Most of the weight was added to the alternator and torque compensator, but it required re-tooling the crankcase, which shows the degree to which the company is dedicated to getting the bike right from the outset.

After that, the rest was pretty straightforward. The six-speed gearbox was a bit of a departure in the sense that it features helically cut gears in second through sixth—a first for Triumph—for less lash and quieter operation.

Another first for Triumph is belt final drive—"Unless you count the ones from the early 1900s," says Warburton—which was essentially a marketing decision. Nobody wants an oily chain on their tidy cruiser, and a belt invites accessory wheels and pulleys much more readily than a shaft.

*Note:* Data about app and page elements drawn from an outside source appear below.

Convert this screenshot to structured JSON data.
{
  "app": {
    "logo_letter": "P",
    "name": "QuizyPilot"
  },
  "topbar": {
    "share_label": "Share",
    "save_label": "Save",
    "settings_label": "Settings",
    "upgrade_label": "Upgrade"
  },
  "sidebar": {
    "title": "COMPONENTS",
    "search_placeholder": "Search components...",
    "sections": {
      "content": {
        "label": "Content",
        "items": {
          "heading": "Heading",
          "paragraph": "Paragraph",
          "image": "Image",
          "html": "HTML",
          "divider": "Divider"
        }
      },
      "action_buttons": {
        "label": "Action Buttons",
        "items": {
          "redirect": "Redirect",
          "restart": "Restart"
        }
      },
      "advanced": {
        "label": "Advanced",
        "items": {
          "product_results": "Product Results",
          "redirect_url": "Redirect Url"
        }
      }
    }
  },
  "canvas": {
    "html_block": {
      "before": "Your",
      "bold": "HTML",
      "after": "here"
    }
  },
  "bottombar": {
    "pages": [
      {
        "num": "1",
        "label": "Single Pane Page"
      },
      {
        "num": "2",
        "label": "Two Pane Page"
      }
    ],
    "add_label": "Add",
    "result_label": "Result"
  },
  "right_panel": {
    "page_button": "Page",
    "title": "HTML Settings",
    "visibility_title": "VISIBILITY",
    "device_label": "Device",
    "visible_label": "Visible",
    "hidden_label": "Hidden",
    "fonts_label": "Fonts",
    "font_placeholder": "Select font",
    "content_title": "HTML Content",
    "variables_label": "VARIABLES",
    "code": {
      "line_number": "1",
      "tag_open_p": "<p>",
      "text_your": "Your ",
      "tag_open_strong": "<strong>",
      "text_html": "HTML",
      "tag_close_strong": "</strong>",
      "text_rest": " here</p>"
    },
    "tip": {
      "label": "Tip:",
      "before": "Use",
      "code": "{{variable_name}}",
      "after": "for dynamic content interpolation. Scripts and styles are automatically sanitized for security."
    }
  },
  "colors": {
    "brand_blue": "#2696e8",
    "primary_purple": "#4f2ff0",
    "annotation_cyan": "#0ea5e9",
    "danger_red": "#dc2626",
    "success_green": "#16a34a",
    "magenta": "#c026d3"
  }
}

Seat height is 27.5 inches, with overall dry weight expected to be about 650 pounds. Wheelbase is 64.6 inches. The Thunderbird definitely feels light on the road and the riding position is on the standard side of kicked-back cruiser, making it very comfortable for a feet-forward machine. The fuel tank (with clean, "seamless" bottom weld) is quite wide and carries 5.6 gallons of gas. ABS will be optional on the triple 310mm disc brakes, while self-cancelling turnsignals are standard.

The 200mm-wide rear Metzeler ME880 gets you into the "size-matters" club without making low-speed handling too ponderous. In fact, the Thunderbird prototype I rode was surprisingly neutral at low speeds. Tires were developed in conjunction with Metzeler specifically to enhance the handling of the bike, with special construction at the rear and a softer-than-normal compound at the front.

Because the bike is a 2010 model and won't go on sale until mid-2009, price is far from finalized. But you can expect the Thunderbird to be competitive with the likes of the Honda VTX1800, Suzuki M109R and the rest, so probably around $13,000–$14,000.

How important is this bike to Triumph in America? Half of the production run is slated for the U.S., with the other half going to the rest of the world.

"Getting the message to the cruiser rider that we are out there in this market is going to take some work," admits Warburton. "But we think the Thunderbird is going to be very good for us."

Consider the message sent.

2010 Triumph Thunderbird 1600

2010 Triumph Thunderbird 1600

2010 Triumph Thunderbird 1600

2010 Triumph Thunderbird 1600

2010 Triumph Thunderbird 1600

2010 Triumph Thunderbird 1600

2010 Triumph Thunderbird 1600

2010 Triumph Thunderbird 1600

2010 Triumph Thunderbird 1600

2010 Triumph Thunderbird 1600

2010 Triumph Thunderbird 1600

2010 Triumph Thunderbird 1600

2010 Triumph Thunderbird 1600

2010 Triumph Thunderbird 1600

2010 Triumph Thunderbird 1600

2010 Triumph Thunderbird 1600

2010 Triumph Thunderbird 1600

2010 Triumph Thunderbird 1600